- TASK PROMPT:
Output each of the entries exactly, skipping every picture they contain.
====
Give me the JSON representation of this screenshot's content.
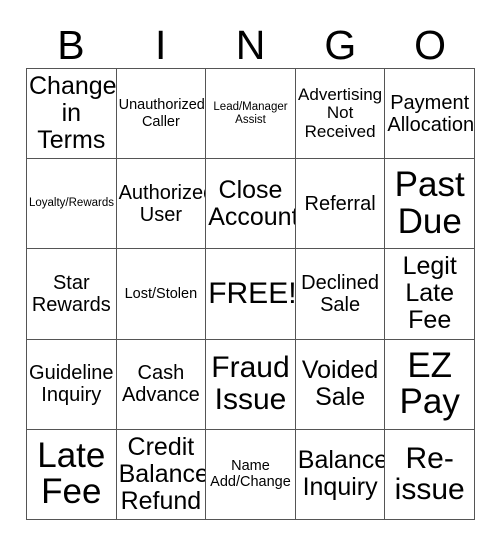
{
  "card": {
    "title": "BINGO",
    "columns": [
      "B",
      "I",
      "N",
      "G",
      "O"
    ],
    "free_space_index": 12,
    "colors": {
      "background": "#ffffff",
      "text": "#000000",
      "border": "#555555"
    },
    "rows": [
      [
        {
          "label": "Change\nin\nTerms",
          "size": "l"
        },
        {
          "label": "Unauthorized\nCaller",
          "size": "xs"
        },
        {
          "label": "Lead/Manager\nAssist",
          "size": "xxs"
        },
        {
          "label": "Advertising\nNot\nReceived",
          "size": "s"
        },
        {
          "label": "Payment\nAllocation",
          "size": "m"
        }
      ],
      [
        {
          "label": "Loyalty/Rewards",
          "size": "xxs"
        },
        {
          "label": "Authorized\nUser",
          "size": "m"
        },
        {
          "label": "Close\nAccount",
          "size": "l"
        },
        {
          "label": "Referral",
          "size": "m"
        },
        {
          "label": "Past\nDue",
          "size": "xxl"
        }
      ],
      [
        {
          "label": "Star\nRewards",
          "size": "m"
        },
        {
          "label": "Lost/Stolen",
          "size": "xs"
        },
        {
          "label": "FREE!",
          "size": "xl"
        },
        {
          "label": "Declined\nSale",
          "size": "m"
        },
        {
          "label": "Legit\nLate\nFee",
          "size": "l"
        }
      ],
      [
        {
          "label": "Guideline\nInquiry",
          "size": "m"
        },
        {
          "label": "Cash\nAdvance",
          "size": "m"
        },
        {
          "label": "Fraud\nIssue",
          "size": "xl"
        },
        {
          "label": "Voided\nSale",
          "size": "l"
        },
        {
          "label": "EZ\nPay",
          "size": "xxl"
        }
      ],
      [
        {
          "label": "Late\nFee",
          "size": "xxl"
        },
        {
          "label": "Credit\nBalance\nRefund",
          "size": "l"
        },
        {
          "label": "Name\nAdd/Change",
          "size": "xs"
        },
        {
          "label": "Balance\nInquiry",
          "size": "l"
        },
        {
          "label": "Re-\nissue",
          "size": "xl"
        }
      ]
    ]
  }
}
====
- SOLVED EXERCISE:
Give me the JSON representation of this screenshot's content.
{
  "card": {
    "title": "BINGO",
    "columns": [
      "B",
      "I",
      "N",
      "G",
      "O"
    ],
    "free_space_index": 12,
    "colors": {
      "background": "#ffffff",
      "text": "#000000",
      "border": "#555555"
    },
    "rows": [
      [
        {
          "label": "Change\nin\nTerms",
          "size": "l"
        },
        {
          "label": "Unauthorized\nCaller",
          "size": "xs"
        },
        {
          "label": "Lead/Manager\nAssist",
          "size": "xxs"
        },
        {
          "label": "Advertising\nNot\nReceived",
          "size": "s"
        },
        {
          "label": "Payment\nAllocation",
          "size": "m"
        }
      ],
      [
        {
          "label": "Loyalty/Rewards",
          "size": "xxs"
        },
        {
          "label": "Authorized\nUser",
          "size": "m"
        },
        {
          "label": "Close\nAccount",
          "size": "l"
        },
        {
          "label": "Referral",
          "size": "m"
        },
        {
          "label": "Past\nDue",
          "size": "xxl"
        }
      ],
      [
        {
          "label": "Star\nRewards",
          "size": "m"
        },
        {
          "label": "Lost/Stolen",
          "size": "xs"
        },
        {
          "label": "FREE!",
          "size": "xl"
        },
        {
          "label": "Declined\nSale",
          "size": "m"
        },
        {
          "label": "Legit\nLate\nFee",
          "size": "l"
        }
      ],
      [
        {
          "label": "Guideline\nInquiry",
          "size": "m"
        },
        {
          "label": "Cash\nAdvance",
          "size": "m"
        },
        {
          "label": "Fraud\nIssue",
          "size": "xl"
        },
        {
          "label": "Voided\nSale",
          "size": "l"
        },
        {
          "label": "EZ\nPay",
          "size": "xxl"
        }
      ],
      [
        {
          "label": "Late\nFee",
          "size": "xxl"
        },
        {
          "label": "Credit\nBalance\nRefund",
          "size": "l"
        },
        {
          "label": "Name\nAdd/Change",
          "size": "xs"
        },
        {
          "label": "Balance\nInquiry",
          "size": "l"
        },
        {
          "label": "Re-\nissue",
          "size": "xl"
        }
      ]
    ]
  }
}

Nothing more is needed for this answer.